Why aren’t the majority of these shootings at malls, movie theaters, churches, parks, or any other spaces with lots of innocent people? There has to be at least one or two places that are easier to get guns and other homemade weaponry into than schools. Maybe the familiarity or habit of school makes it the safe and easy choice, especially for those who are mentally unbalanced? But that doesn’t ring true either. I have many students who spend almost as much time at Starbucks or the park as they do at school. Maybe it’s media coverage? But would a school shooting really get more coverage than any other type of shooting? I watched horrified as the coverage of the church shooting in Charleston continued to wash through the media in waves. Maybe I just don’t understand the mind of someone desperate enough to walk into a place, any place, and start shooting.

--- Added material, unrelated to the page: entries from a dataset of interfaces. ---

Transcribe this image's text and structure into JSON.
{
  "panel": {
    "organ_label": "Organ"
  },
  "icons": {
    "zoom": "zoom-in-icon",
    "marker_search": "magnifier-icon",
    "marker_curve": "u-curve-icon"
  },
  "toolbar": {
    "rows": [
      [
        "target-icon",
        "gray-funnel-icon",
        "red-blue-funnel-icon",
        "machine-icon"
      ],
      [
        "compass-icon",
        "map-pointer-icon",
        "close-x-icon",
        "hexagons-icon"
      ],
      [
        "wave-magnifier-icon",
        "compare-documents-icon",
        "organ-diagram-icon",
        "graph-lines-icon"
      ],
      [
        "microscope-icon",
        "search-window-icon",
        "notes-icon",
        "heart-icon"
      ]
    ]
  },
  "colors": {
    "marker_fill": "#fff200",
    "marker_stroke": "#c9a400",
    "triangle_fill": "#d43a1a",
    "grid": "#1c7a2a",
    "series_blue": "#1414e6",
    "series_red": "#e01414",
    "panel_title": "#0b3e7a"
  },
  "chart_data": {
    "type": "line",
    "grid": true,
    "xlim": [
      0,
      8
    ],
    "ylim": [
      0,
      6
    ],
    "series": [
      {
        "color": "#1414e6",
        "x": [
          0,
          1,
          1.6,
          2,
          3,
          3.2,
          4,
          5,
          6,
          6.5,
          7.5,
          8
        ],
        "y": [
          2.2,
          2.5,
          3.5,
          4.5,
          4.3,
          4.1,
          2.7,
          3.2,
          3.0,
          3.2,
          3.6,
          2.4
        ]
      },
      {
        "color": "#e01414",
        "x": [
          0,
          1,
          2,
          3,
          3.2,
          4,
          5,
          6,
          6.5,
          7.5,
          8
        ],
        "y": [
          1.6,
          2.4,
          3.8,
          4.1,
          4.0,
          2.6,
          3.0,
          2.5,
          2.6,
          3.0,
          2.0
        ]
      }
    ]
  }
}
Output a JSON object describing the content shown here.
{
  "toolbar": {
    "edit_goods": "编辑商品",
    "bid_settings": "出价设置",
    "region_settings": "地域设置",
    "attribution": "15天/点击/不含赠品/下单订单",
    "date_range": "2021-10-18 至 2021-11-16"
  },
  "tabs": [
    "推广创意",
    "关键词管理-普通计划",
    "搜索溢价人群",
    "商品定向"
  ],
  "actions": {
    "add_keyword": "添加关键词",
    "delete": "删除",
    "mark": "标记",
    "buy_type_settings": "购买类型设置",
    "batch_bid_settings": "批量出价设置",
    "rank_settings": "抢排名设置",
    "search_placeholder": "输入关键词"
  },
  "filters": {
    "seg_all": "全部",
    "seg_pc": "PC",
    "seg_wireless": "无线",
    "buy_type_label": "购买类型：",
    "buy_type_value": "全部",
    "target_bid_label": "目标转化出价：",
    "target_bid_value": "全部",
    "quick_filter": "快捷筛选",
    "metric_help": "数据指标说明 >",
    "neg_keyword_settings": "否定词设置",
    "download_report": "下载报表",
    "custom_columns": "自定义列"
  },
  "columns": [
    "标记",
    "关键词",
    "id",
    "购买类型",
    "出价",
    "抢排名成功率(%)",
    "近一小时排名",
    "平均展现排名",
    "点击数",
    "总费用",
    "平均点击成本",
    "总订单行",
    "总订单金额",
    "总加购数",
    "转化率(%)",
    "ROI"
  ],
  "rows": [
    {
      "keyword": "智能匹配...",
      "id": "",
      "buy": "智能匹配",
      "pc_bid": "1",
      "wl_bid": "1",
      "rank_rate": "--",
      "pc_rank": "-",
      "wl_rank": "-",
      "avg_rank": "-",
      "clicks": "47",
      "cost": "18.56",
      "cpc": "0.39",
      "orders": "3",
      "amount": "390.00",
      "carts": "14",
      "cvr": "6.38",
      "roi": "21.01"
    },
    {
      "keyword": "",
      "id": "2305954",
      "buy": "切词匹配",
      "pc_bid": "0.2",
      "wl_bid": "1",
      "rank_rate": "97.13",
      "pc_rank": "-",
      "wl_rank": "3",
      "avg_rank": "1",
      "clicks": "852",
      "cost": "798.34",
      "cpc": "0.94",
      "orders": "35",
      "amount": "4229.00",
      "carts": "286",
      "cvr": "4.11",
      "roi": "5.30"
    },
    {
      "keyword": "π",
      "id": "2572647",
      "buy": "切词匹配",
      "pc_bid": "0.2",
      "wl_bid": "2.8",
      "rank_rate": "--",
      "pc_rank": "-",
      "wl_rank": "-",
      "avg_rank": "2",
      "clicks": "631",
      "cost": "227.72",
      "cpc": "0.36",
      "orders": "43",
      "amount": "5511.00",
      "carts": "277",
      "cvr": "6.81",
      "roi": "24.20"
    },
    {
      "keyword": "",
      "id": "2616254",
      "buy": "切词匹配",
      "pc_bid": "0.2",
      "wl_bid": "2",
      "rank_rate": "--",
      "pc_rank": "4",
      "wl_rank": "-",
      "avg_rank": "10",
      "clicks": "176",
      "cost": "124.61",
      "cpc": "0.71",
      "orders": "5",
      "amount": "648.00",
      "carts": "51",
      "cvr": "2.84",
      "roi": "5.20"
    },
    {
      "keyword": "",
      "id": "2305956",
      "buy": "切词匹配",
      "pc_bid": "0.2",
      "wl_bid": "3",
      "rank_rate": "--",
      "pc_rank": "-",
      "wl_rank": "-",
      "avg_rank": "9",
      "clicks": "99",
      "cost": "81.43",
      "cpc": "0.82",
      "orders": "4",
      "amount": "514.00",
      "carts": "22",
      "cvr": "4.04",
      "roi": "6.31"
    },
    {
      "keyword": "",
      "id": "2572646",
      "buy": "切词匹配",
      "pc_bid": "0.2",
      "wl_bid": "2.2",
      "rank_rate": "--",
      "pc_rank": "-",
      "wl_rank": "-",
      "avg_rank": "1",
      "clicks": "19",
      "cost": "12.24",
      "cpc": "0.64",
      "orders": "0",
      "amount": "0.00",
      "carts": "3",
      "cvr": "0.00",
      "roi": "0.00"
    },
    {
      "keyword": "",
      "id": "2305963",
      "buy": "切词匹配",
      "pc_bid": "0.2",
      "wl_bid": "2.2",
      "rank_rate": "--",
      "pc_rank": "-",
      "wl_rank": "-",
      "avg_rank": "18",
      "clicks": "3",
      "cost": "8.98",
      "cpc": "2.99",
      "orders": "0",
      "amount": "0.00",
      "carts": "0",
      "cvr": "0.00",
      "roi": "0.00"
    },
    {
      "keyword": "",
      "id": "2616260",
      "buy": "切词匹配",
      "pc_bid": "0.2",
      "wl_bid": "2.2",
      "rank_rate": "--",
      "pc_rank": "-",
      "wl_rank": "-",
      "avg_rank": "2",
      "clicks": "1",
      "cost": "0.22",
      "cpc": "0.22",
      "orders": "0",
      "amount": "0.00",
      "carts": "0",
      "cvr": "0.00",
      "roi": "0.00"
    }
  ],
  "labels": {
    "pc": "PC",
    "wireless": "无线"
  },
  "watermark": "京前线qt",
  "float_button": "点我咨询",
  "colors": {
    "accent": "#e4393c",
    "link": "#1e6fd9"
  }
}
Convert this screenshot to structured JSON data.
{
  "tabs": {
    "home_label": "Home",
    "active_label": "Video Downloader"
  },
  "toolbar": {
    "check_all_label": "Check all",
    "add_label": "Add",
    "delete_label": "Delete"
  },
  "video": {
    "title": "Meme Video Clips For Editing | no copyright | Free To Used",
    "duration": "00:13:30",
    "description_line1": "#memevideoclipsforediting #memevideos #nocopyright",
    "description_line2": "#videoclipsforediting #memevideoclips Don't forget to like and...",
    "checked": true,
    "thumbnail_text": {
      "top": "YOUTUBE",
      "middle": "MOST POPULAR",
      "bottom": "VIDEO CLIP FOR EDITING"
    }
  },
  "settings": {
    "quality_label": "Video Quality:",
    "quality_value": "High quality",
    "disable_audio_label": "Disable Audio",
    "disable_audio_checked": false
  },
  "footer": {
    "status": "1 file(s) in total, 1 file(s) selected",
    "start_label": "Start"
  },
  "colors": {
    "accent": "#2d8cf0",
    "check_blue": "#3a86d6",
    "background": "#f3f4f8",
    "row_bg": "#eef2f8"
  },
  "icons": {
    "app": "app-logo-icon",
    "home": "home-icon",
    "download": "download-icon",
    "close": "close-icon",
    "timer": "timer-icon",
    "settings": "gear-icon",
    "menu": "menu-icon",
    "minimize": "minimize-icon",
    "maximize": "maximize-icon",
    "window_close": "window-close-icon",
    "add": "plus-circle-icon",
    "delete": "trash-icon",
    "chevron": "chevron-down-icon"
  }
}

I’ve been round and round with this question in my mind to no avail, so the lack of public discussion about it still floors me. I think we’re right as a nation to be talking about gun control and the treatment of mental illness when these thefts of life occur, and I don’t want to downplay those in the slightest. However, I think we are wrong not to ask about the setting of these grisly stories. For me, the setting says only one thing: people go to schools to hurt because they are hurt at schools.
Their voices are denied or ignored, by teachers and fellow students, when they do not fit the dominant paradigm. Narcotics, both legal and illegal, can not heal the experience of being invisible, unheard. The pressure builds and drastic steps are taken, drastic steps that could have been avoided. Yes, this hurt may be in them already when they come to school, but when they come to a place that is rumored to hold hope, ideas, and answers, and find only conform, conform, conform, they are let down in a way that burns.
This grieves me more deeply than I can find adequate words for because I have also seen children’s lives saved or discovered at school. Teachers lay down hundreds of thousands of hours each year in love, sweat, and tears to meet the needs of those given to them. So how do you even begin to do that math? One life saved is a total victory. One life lost is a total defeat. Where does it leave us? Well, where we are now I suppose–not talking about it, swimming in stasis, inertia, intention with little integrated action. Forced as educators to ignore the obvious pain of some in order to keep the ship moving. Forced as parents to choose public education because anything else is ridiculously out of the price range of most.
I don’t have answers, but I do have the ability to invite students to dissent within the classroom, to laugh at and point out the obvious ironies of the system we are in, to smile into the eyes of each child who walks through the door, and to start our day with, “Okay my beloveds, let’s get to our warm up.” Until more people will entertain the question of ‘why schools?’, it will have to be enough. Teachers, parents, students…let’s stop sitting on the question. ‘Why’ has the power to sprout and take root in unexpected ways.